While the debate over US intervention in Syria continues, we hear from residents of a Syrian coastal city about the fighting there. Also, Syria's neighbor, Iran, has much at stake in any military action. We'll hear what the Iranian media and social media are saying. Plus, one of the rising stars of Syrian music living and studying in New York, while dreaming of going home.
Reactions from throughout the Middle East to the ongoing American push for military strikes in Syria. Also, we'll hear from a Syrian-American who opposes US intervention. And we look back at the creation of a telephone hotline between Washington and Moscow 50 years ago at the height of the Cold War.

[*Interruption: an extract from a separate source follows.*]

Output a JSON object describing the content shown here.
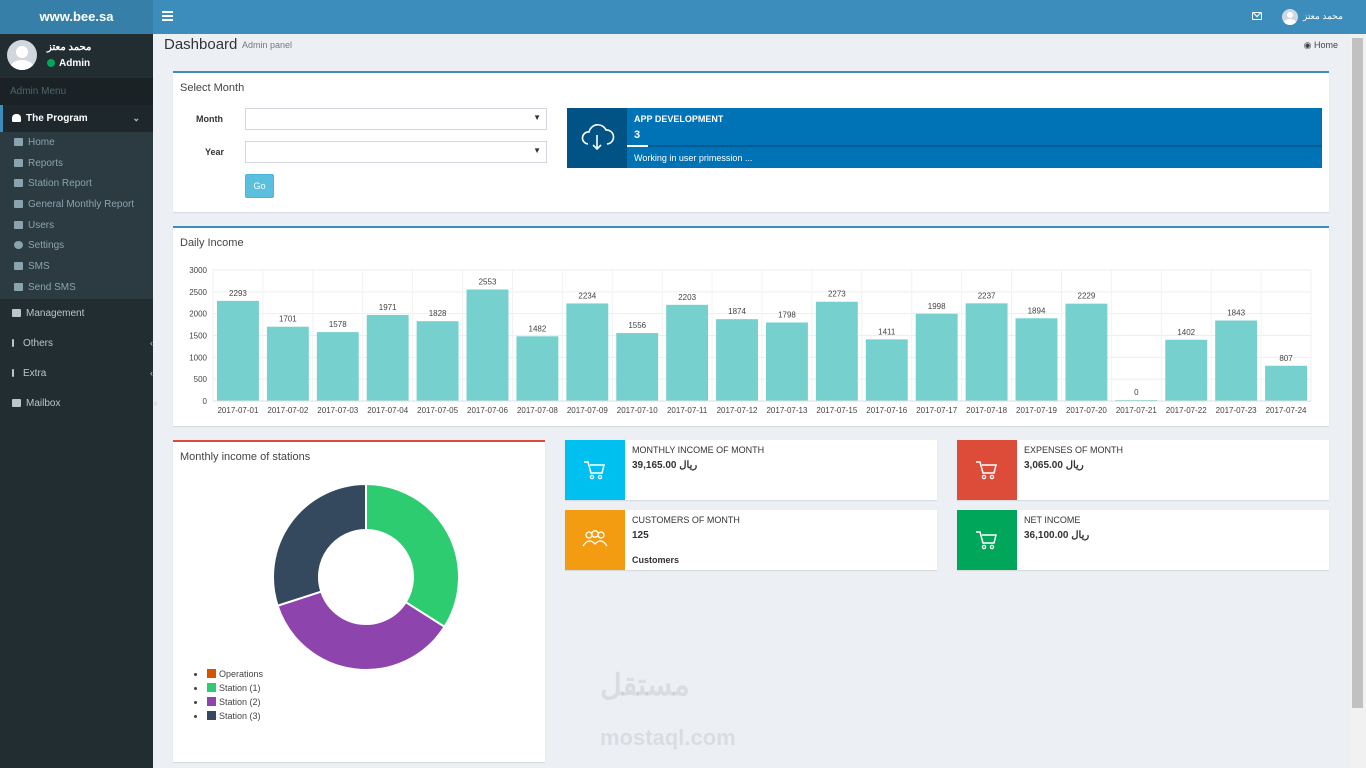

President Obama tells Congress and the international community that their credibility is on the line if they don't back a military strike in Syria. Also, an American Iraq war veteran shares his thoughts on possible intervention in Syria. Plus, what is so funny in China? A guide to understanding Chinese humor.
Congressional leaders begin grappling with whether to authorize military action against Syria. Plus, politics in Japan continues to be affected by the faltering cleanup of Fukushima. And, reaction on Microsoft's buyout of Finland's one iconic mobile company Nokia.
Reaction to President Obama's decision to seek congressional approval for military action against Syria. Also, this Labor Day French President Francois Hollande tries to model hard work and economic thrift with a "staycation." Plus, we hear about a provocative dance from Ivory Coast that was around long before Miley Cyrus's version of twerking.
The US says it knows - based on intelligence - that the Syrian government was responsible for a chemical weapon attack last week. Also, one of the DC area sniper shooters, Jamaican-born Lee Boyd Malvo, speaks from prison to urge Jamaicans to change their ways. Plus, we remember the late Irish poet Seamus Heaney.